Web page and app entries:
==============================

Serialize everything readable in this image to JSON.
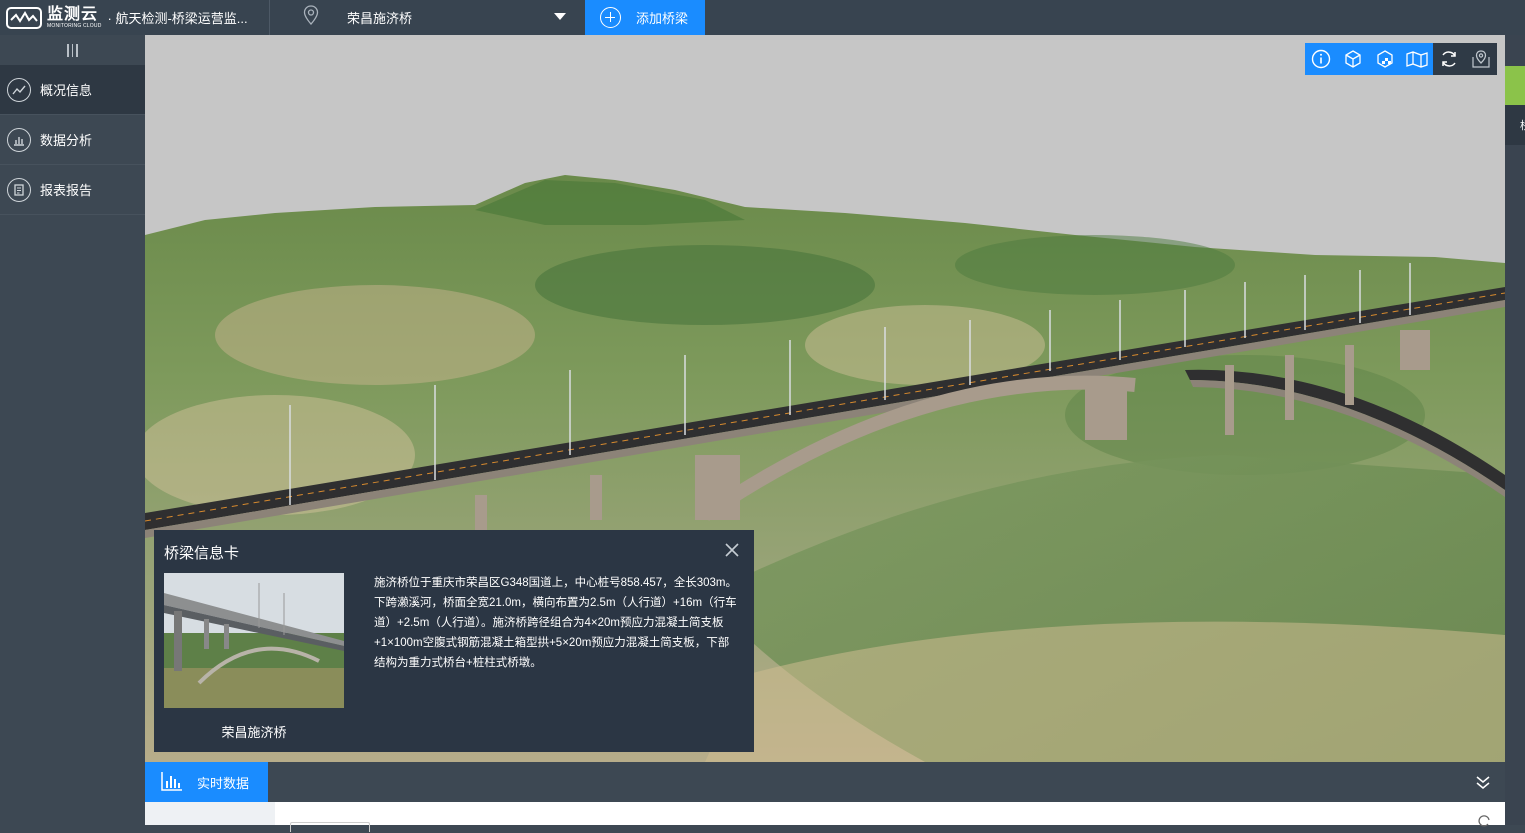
{
  "header": {
    "logo_cn": "监测云",
    "logo_en": "MONITORING CLOUD",
    "app_title": "· 航天检测-桥梁运营监...",
    "selected_bridge": "荣昌施济桥",
    "add_button_label": "添加桥梁"
  },
  "sidebar": {
    "items": [
      {
        "label": "概况信息",
        "icon": "overview-icon",
        "active": true
      },
      {
        "label": "数据分析",
        "icon": "chart-icon",
        "active": false
      },
      {
        "label": "报表报告",
        "icon": "report-icon",
        "active": false
      }
    ]
  },
  "toolbar": {
    "buttons": [
      "info-icon",
      "cube-icon",
      "texture-cube-icon",
      "map-icon",
      "refresh-icon",
      "location-map-icon"
    ]
  },
  "right_strip": {
    "tab_text": "桥"
  },
  "info_card": {
    "title": "桥梁信息卡",
    "bridge_name": "荣昌施济桥",
    "description": "施济桥位于重庆市荣昌区G348国道上，中心桩号858.457，全长303m。下跨濑溪河，桥面全宽21.0m，横向布置为2.5m（人行道）+16m（行车道）+2.5m（人行道）。施济桥跨径组合为4×20m预应力混凝土简支板+1×100m空腹式钢筋混凝土箱型拱+5×20m预应力混凝土简支板，下部结构为重力式桥台+桩柱式桥墩。"
  },
  "bottom": {
    "realtime_tab_label": "实时数据"
  },
  "colors": {
    "accent": "#1a8cff",
    "sidebar_bg": "#3d4853",
    "card_bg": "#2b3644",
    "status_green": "#8bc34a"
  }
}
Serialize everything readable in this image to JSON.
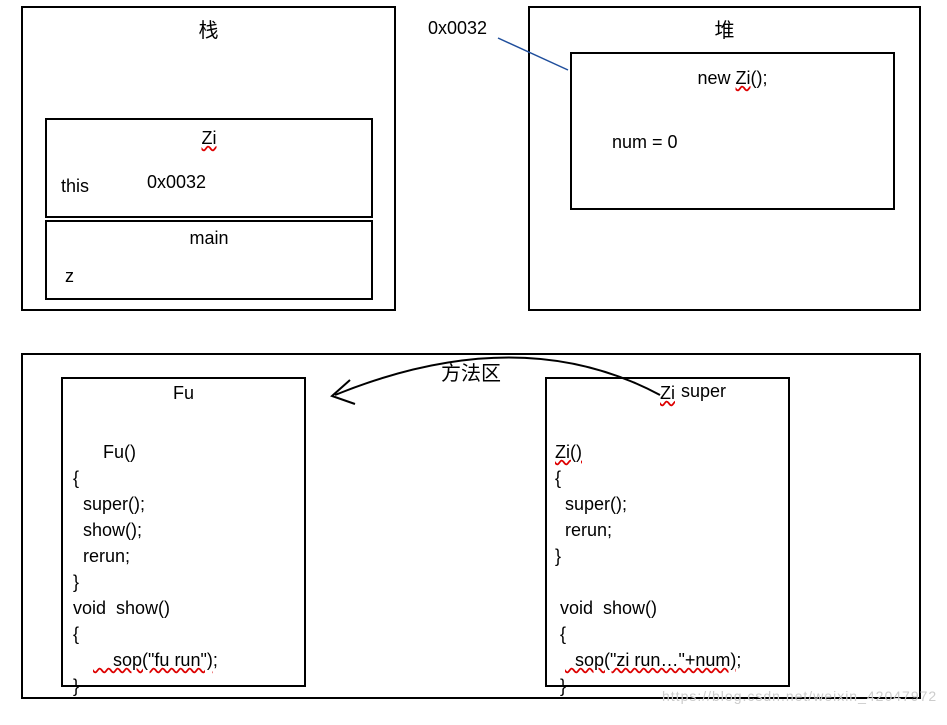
{
  "stack": {
    "title": "栈",
    "frame_zi": {
      "title": "Zi",
      "this_label": "this",
      "address": "0x0032"
    },
    "frame_main": {
      "title": "main",
      "var": "z"
    }
  },
  "pointer_addr": "0x0032",
  "heap": {
    "title": "堆",
    "object": {
      "ctor": "new  Zi();",
      "ctor_plain": "new  ",
      "ctor_id": "Zi",
      "ctor_tail": "();",
      "field": "num  = 0"
    }
  },
  "method_area": {
    "title": "方法区",
    "super_label": "super",
    "fu": {
      "title": "Fu",
      "code_lines": [
        "Fu()",
        "{",
        "  super();",
        "  show();",
        "  rerun;",
        "}",
        "void  show()",
        "{",
        "    sop(\"fu run\");",
        "}"
      ]
    },
    "zi": {
      "title": "Zi",
      "code_lines": [
        "Zi()",
        "{",
        "  super();",
        "  rerun;",
        "}",
        "",
        " void  show()",
        " {",
        "  sop(\"zi run…\"+num);",
        " }"
      ]
    }
  },
  "watermark": "https://blog.csdn.net/weixin_42047972"
}
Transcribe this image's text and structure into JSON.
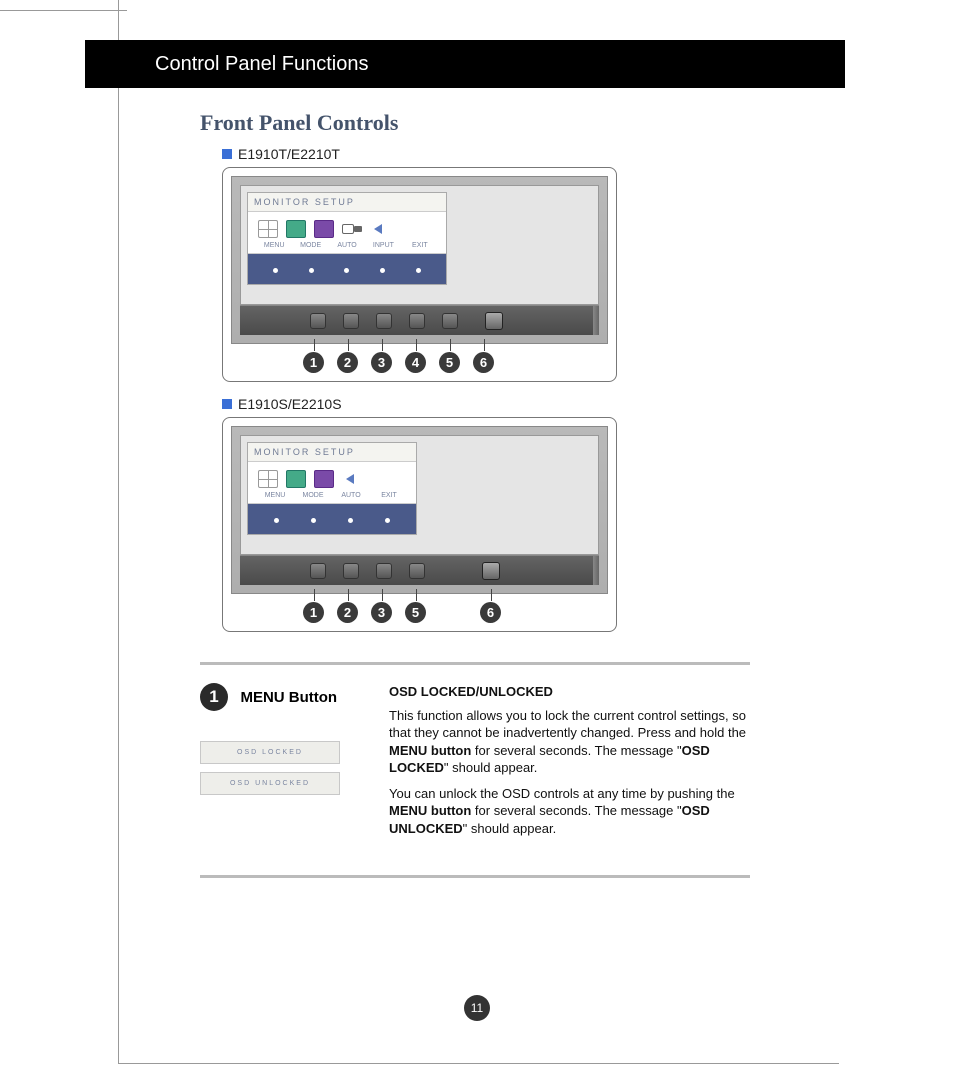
{
  "header": {
    "title": "Control Panel Functions"
  },
  "main_title": "Front Panel Controls",
  "model_a": "E1910T/E2210T",
  "model_b": "E1910S/E2210S",
  "osd": {
    "title": "MONITOR SETUP",
    "labels_a": [
      "MENU",
      "MODE",
      "AUTO",
      "INPUT",
      "EXIT"
    ],
    "labels_b": [
      "MENU",
      "MODE",
      "AUTO",
      "EXIT"
    ]
  },
  "callouts_a": [
    "1",
    "2",
    "3",
    "4",
    "5",
    "6"
  ],
  "callouts_b": [
    "1",
    "2",
    "3",
    "5",
    "6"
  ],
  "section1": {
    "num": "1",
    "title": "MENU Button",
    "locked": "OSD LOCKED",
    "unlocked": "OSD UNLOCKED",
    "heading": "OSD LOCKED/UNLOCKED",
    "p1a": "This function allows you to lock the current control settings, so that they cannot be inadvertently changed. Press and hold the ",
    "p1b": "MENU button",
    "p1c": " for several seconds. The message \"",
    "p1d": "OSD LOCKED",
    "p1e": "\" should appear.",
    "p2a": "You can unlock the OSD controls at any time by pushing the ",
    "p2b": "MENU button",
    "p2c": " for several seconds. The message \"",
    "p2d": "OSD UNLOCKED",
    "p2e": "\" should appear."
  },
  "page_number": "11"
}
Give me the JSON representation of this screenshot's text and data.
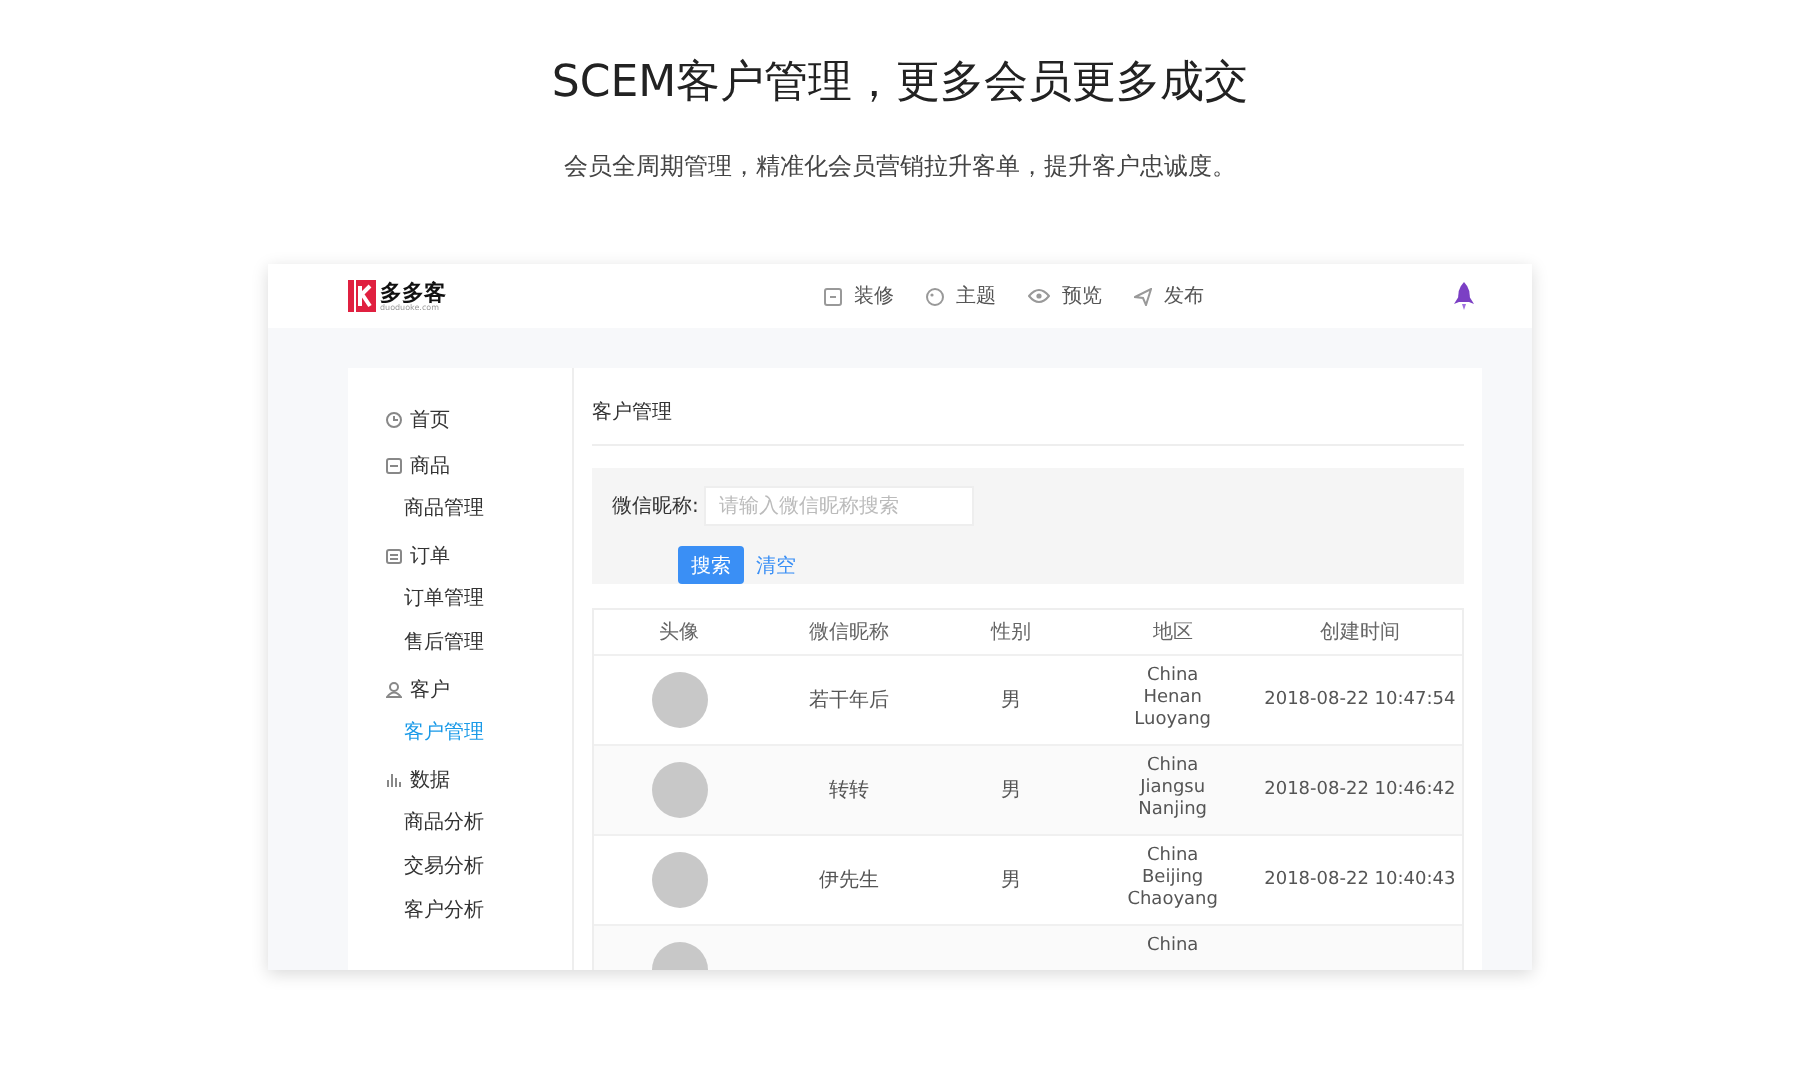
{
  "headline": "SCEM客户管理，更多会员更多成交",
  "subheadline": "会员全周期管理，精准化会员营销拉升客单，提升客户忠诚度。",
  "app": {
    "logo": "多多客",
    "logo_sub": "duoduoke.com",
    "nav": [
      {
        "label": "装修"
      },
      {
        "label": "主题"
      },
      {
        "label": "预览"
      },
      {
        "label": "发布"
      }
    ],
    "sidebar": {
      "items": [
        {
          "label": "首页"
        },
        {
          "label": "商品",
          "children": [
            {
              "label": "商品管理",
              "selected": false
            }
          ]
        },
        {
          "label": "订单",
          "children": [
            {
              "label": "订单管理",
              "selected": false
            },
            {
              "label": "售后管理",
              "selected": false
            }
          ]
        },
        {
          "label": "客户",
          "children": [
            {
              "label": "客户管理",
              "selected": true
            }
          ]
        },
        {
          "label": "数据",
          "children": [
            {
              "label": "商品分析",
              "selected": false
            },
            {
              "label": "交易分析",
              "selected": false
            },
            {
              "label": "客户分析",
              "selected": false
            }
          ]
        }
      ]
    },
    "page_title": "客户管理",
    "search": {
      "label": "微信昵称:",
      "placeholder": "请输入微信昵称搜索",
      "search_button": "搜索",
      "clear_link": "清空"
    },
    "table": {
      "columns": [
        "头像",
        "微信昵称",
        "性别",
        "地区",
        "创建时间"
      ],
      "rows": [
        {
          "nickname": "若干年后",
          "gender": "男",
          "region": [
            "China",
            "Henan",
            "Luoyang"
          ],
          "created": "2018-08-22 10:47:54"
        },
        {
          "nickname": "转转",
          "gender": "男",
          "region": [
            "China",
            "Jiangsu",
            "Nanjing"
          ],
          "created": "2018-08-22 10:46:42"
        },
        {
          "nickname": "伊先生",
          "gender": "男",
          "region": [
            "China",
            "Beijing",
            "Chaoyang"
          ],
          "created": "2018-08-22 10:40:43"
        },
        {
          "region": [
            "China"
          ]
        }
      ]
    }
  }
}
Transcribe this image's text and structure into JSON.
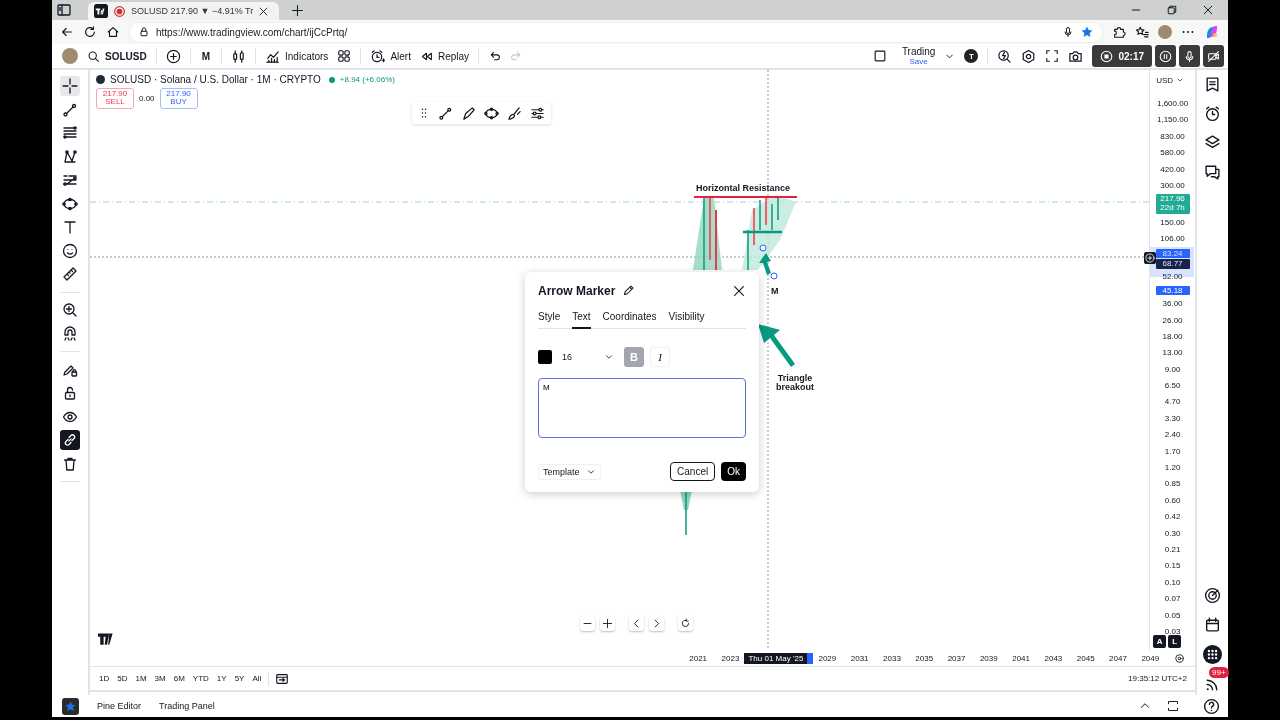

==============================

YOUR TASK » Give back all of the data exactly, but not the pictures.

TASK SOLUTION »
Serialize everything readable in this image to JSON.
{
  "header": {
    "logo_cn": "监测云",
    "logo_en": "MONITORING CLOUD",
    "app_title": "· 航天检测-桥梁运营监...",
    "selected_bridge": "荣昌施济桥",
    "add_button_label": "添加桥梁"
  },
  "sidebar": {
    "items": [
      {
        "label": "概况信息",
        "icon": "overview-icon",
        "active": true
      },
      {
        "label": "数据分析",
        "icon": "chart-icon",
        "active": false
      },
      {
        "label": "报表报告",
        "icon": "report-icon",
        "active": false
      }
    ]
  },
  "toolbar": {
    "buttons": [
      "info-icon",
      "cube-icon",
      "texture-cube-icon",
      "map-icon",
      "refresh-icon",
      "location-map-icon"
    ]
  },
  "right_strip": {
    "tab_text": "桥"
  },
  "info_card": {
    "title": "桥梁信息卡",
    "bridge_name": "荣昌施济桥",
    "description": "施济桥位于重庆市荣昌区G348国道上，中心桩号858.457，全长303m。下跨濑溪河，桥面全宽21.0m，横向布置为2.5m（人行道）+16m（行车道）+2.5m（人行道）。施济桥跨径组合为4×20m预应力混凝土简支板+1×100m空腹式钢筋混凝土箱型拱+5×20m预应力混凝土简支板，下部结构为重力式桥台+桩柱式桥墩。"
  },
  "bottom": {
    "realtime_tab_label": "实时数据"
  },
  "colors": {
    "accent": "#1a8cff",
    "sidebar_bg": "#3d4853",
    "card_bg": "#2b3644",
    "status_green": "#8bc34a"
  }
}
Serialize everything readable in this image to JSON.
{
  "stack": {
    "title": "栈",
    "frame_zi": {
      "title": "Zi",
      "this_label": "this",
      "address": "0x0032"
    },
    "frame_main": {
      "title": "main",
      "var": "z"
    }
  },
  "pointer_addr": "0x0032",
  "heap": {
    "title": "堆",
    "object": {
      "ctor": "new  Zi();",
      "ctor_plain": "new  ",
      "ctor_id": "Zi",
      "ctor_tail": "();",
      "field": "num  = 0"
    }
  },
  "method_area": {
    "title": "方法区",
    "super_label": "super",
    "fu": {
      "title": "Fu",
      "code_lines": [
        "Fu()",
        "{",
        "  super();",
        "  show();",
        "  rerun;",
        "}",
        "void  show()",
        "{",
        "    sop(\"fu run\");",
        "}"
      ]
    },
    "zi": {
      "title": "Zi",
      "code_lines": [
        "Zi()",
        "{",
        "  super();",
        "  rerun;",
        "}",
        "",
        " void  show()",
        " {",
        "  sop(\"zi run…\"+num);",
        " }"
      ]
    }
  },
  "watermark": "https://blog.csdn.net/weixin_42047972"
}
Transcribe this image's text and structure into JSON.
{
  "header": {
    "title": "Control Panel Functions"
  },
  "main_title": "Front Panel Controls",
  "model_a": "E1910T/E2210T",
  "model_b": "E1910S/E2210S",
  "osd": {
    "title": "MONITOR SETUP",
    "labels_a": [
      "MENU",
      "MODE",
      "AUTO",
      "INPUT",
      "EXIT"
    ],
    "labels_b": [
      "MENU",
      "MODE",
      "AUTO",
      "EXIT"
    ]
  },
  "callouts_a": [
    "1",
    "2",
    "3",
    "4",
    "5",
    "6"
  ],
  "callouts_b": [
    "1",
    "2",
    "3",
    "5",
    "6"
  ],
  "section1": {
    "num": "1",
    "title": "MENU Button",
    "locked": "OSD LOCKED",
    "unlocked": "OSD UNLOCKED",
    "heading": "OSD LOCKED/UNLOCKED",
    "p1a": "This function allows you to lock the current control settings, so that they cannot be inadvertently changed. Press and hold the ",
    "p1b": "MENU button",
    "p1c": " for several seconds. The message \"",
    "p1d": "OSD LOCKED",
    "p1e": "\" should appear.",
    "p2a": "You can unlock the OSD controls at any time by pushing the ",
    "p2b": "MENU button",
    "p2c": " for several seconds. The message \"",
    "p2d": "OSD UNLOCKED",
    "p2e": "\" should appear."
  },
  "page_number": "11"
}
Give me the JSON representation of this screenshot's text and data.
{
  "headline": "SCEM客户管理，更多会员更多成交",
  "subheadline": "会员全周期管理，精准化会员营销拉升客单，提升客户忠诚度。",
  "app": {
    "logo": "多多客",
    "logo_sub": "duoduoke.com",
    "nav": [
      {
        "label": "装修"
      },
      {
        "label": "主题"
      },
      {
        "label": "预览"
      },
      {
        "label": "发布"
      }
    ],
    "sidebar": {
      "items": [
        {
          "label": "首页"
        },
        {
          "label": "商品",
          "children": [
            {
              "label": "商品管理",
              "selected": false
            }
          ]
        },
        {
          "label": "订单",
          "children": [
            {
              "label": "订单管理",
              "selected": false
            },
            {
              "label": "售后管理",
              "selected": false
            }
          ]
        },
        {
          "label": "客户",
          "children": [
            {
              "label": "客户管理",
              "selected": true
            }
          ]
        },
        {
          "label": "数据",
          "children": [
            {
              "label": "商品分析",
              "selected": false
            },
            {
              "label": "交易分析",
              "selected": false
            },
            {
              "label": "客户分析",
              "selected": false
            }
          ]
        }
      ]
    },
    "page_title": "客户管理",
    "search": {
      "label": "微信昵称:",
      "placeholder": "请输入微信昵称搜索",
      "search_button": "搜索",
      "clear_link": "清空"
    },
    "table": {
      "columns": [
        "头像",
        "微信昵称",
        "性别",
        "地区",
        "创建时间"
      ],
      "rows": [
        {
          "nickname": "若干年后",
          "gender": "男",
          "region": [
            "China",
            "Henan",
            "Luoyang"
          ],
          "created": "2018-08-22 10:47:54"
        },
        {
          "nickname": "转转",
          "gender": "男",
          "region": [
            "China",
            "Jiangsu",
            "Nanjing"
          ],
          "created": "2018-08-22 10:46:42"
        },
        {
          "nickname": "伊先生",
          "gender": "男",
          "region": [
            "China",
            "Beijing",
            "Chaoyang"
          ],
          "created": "2018-08-22 10:40:43"
        },
        {
          "region": [
            "China"
          ]
        }
      ]
    }
  }
}
Transcribe this image's text and structure into JSON.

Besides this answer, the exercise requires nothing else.